## How to complete this task:
The material must be repeated exactly, with every line intact.
------------
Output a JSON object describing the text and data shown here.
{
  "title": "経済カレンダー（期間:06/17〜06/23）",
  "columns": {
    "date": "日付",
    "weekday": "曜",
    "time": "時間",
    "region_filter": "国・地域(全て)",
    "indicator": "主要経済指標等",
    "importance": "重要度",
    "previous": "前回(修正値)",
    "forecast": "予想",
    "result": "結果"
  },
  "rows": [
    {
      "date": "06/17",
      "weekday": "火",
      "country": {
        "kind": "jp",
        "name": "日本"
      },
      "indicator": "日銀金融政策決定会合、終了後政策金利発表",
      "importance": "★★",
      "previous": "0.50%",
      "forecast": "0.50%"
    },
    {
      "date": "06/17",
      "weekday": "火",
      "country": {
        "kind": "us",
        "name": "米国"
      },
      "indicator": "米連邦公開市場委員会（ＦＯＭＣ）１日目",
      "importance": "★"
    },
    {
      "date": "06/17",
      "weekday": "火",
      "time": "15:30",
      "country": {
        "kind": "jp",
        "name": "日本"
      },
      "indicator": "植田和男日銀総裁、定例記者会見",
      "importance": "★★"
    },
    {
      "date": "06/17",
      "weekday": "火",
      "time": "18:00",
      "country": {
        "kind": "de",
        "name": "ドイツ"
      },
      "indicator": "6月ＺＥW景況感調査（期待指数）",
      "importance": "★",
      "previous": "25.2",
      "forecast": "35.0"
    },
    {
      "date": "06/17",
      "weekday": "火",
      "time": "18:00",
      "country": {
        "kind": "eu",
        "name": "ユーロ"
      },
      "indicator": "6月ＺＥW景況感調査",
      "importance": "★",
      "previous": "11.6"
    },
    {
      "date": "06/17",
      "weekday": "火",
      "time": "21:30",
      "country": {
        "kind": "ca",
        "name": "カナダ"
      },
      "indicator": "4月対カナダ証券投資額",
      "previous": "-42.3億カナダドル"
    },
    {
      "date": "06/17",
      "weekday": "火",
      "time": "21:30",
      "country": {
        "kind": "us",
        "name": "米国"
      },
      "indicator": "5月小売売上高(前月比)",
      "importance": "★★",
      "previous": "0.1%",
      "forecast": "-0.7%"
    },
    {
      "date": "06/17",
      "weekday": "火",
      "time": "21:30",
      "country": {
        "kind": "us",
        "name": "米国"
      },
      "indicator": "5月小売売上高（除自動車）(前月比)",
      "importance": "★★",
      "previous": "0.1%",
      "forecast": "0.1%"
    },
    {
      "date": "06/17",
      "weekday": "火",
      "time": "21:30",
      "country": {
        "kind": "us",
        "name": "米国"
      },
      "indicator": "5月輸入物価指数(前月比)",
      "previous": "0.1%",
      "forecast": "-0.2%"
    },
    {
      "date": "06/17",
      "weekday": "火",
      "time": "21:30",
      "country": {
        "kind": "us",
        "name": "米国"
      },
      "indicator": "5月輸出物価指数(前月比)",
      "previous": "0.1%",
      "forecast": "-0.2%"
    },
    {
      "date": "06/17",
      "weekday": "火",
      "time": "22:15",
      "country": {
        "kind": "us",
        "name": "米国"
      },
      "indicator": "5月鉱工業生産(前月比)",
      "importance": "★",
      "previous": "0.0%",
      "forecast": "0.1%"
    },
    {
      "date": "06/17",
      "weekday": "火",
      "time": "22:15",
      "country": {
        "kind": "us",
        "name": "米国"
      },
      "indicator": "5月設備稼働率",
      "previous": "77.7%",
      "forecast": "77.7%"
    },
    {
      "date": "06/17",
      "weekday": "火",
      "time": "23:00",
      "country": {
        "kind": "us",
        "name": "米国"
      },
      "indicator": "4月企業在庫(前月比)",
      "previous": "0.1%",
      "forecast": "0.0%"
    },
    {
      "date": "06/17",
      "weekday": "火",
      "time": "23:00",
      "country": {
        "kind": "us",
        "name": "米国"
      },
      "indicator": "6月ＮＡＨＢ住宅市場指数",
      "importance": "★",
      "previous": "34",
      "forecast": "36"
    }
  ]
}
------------
## Answer:
Output a JSON object describing the text and data shown here.
{
  "title": "経済カレンダー（期間:06/17〜06/23）",
  "columns": {
    "date": "日付",
    "weekday": "曜",
    "time": "時間",
    "region_filter": "国・地域(全て)",
    "indicator": "主要経済指標等",
    "importance": "重要度",
    "previous": "前回(修正値)",
    "forecast": "予想",
    "result": "結果"
  },
  "rows": [
    {
      "date": "06/17",
      "weekday": "火",
      "country": {
        "kind": "jp",
        "name": "日本"
      },
      "indicator": "日銀金融政策決定会合、終了後政策金利発表",
      "importance": "★★",
      "previous": "0.50%",
      "forecast": "0.50%"
    },
    {
      "date": "06/17",
      "weekday": "火",
      "country": {
        "kind": "us",
        "name": "米国"
      },
      "indicator": "米連邦公開市場委員会（ＦＯＭＣ）１日目",
      "importance": "★"
    },
    {
      "date": "06/17",
      "weekday": "火",
      "time": "15:30",
      "country": {
        "kind": "jp",
        "name": "日本"
      },
      "indicator": "植田和男日銀総裁、定例記者会見",
      "importance": "★★"
    },
    {
      "date": "06/17",
      "weekday": "火",
      "time": "18:00",
      "country": {
        "kind": "de",
        "name": "ドイツ"
      },
      "indicator": "6月ＺＥW景況感調査（期待指数）",
      "importance": "★",
      "previous": "25.2",
      "forecast": "35.0"
    },
    {
      "date": "06/17",
      "weekday": "火",
      "time": "18:00",
      "country": {
        "kind": "eu",
        "name": "ユーロ"
      },
      "indicator": "6月ＺＥW景況感調査",
      "importance": "★",
      "previous": "11.6"
    },
    {
      "date": "06/17",
      "weekday": "火",
      "time": "21:30",
      "country": {
        "kind": "ca",
        "name": "カナダ"
      },
      "indicator": "4月対カナダ証券投資額",
      "previous": "-42.3億カナダドル"
    },
    {
      "date": "06/17",
      "weekday": "火",
      "time": "21:30",
      "country": {
        "kind": "us",
        "name": "米国"
      },
      "indicator": "5月小売売上高(前月比)",
      "importance": "★★",
      "previous": "0.1%",
      "forecast": "-0.7%"
    },
    {
      "date": "06/17",
      "weekday": "火",
      "time": "21:30",
      "country": {
        "kind": "us",
        "name": "米国"
      },
      "indicator": "5月小売売上高（除自動車）(前月比)",
      "importance": "★★",
      "previous": "0.1%",
      "forecast": "0.1%"
    },
    {
      "date": "06/17",
      "weekday": "火",
      "time": "21:30",
      "country": {
        "kind": "us",
        "name": "米国"
      },
      "indicator": "5月輸入物価指数(前月比)",
      "previous": "0.1%",
      "forecast": "-0.2%"
    },
    {
      "date": "06/17",
      "weekday": "火",
      "time": "21:30",
      "country": {
        "kind": "us",
        "name": "米国"
      },
      "indicator": "5月輸出物価指数(前月比)",
      "previous": "0.1%",
      "forecast": "-0.2%"
    },
    {
      "date": "06/17",
      "weekday": "火",
      "time": "22:15",
      "country": {
        "kind": "us",
        "name": "米国"
      },
      "indicator": "5月鉱工業生産(前月比)",
      "importance": "★",
      "previous": "0.0%",
      "forecast": "0.1%"
    },
    {
      "date": "06/17",
      "weekday": "火",
      "time": "22:15",
      "country": {
        "kind": "us",
        "name": "米国"
      },
      "indicator": "5月設備稼働率",
      "previous": "77.7%",
      "forecast": "77.7%"
    },
    {
      "date": "06/17",
      "weekday": "火",
      "time": "23:00",
      "country": {
        "kind": "us",
        "name": "米国"
      },
      "indicator": "4月企業在庫(前月比)",
      "previous": "0.1%",
      "forecast": "0.0%"
    },
    {
      "date": "06/17",
      "weekday": "火",
      "time": "23:00",
      "country": {
        "kind": "us",
        "name": "米国"
      },
      "indicator": "6月ＮＡＨＢ住宅市場指数",
      "importance": "★",
      "previous": "34",
      "forecast": "36"
    }
  ]
}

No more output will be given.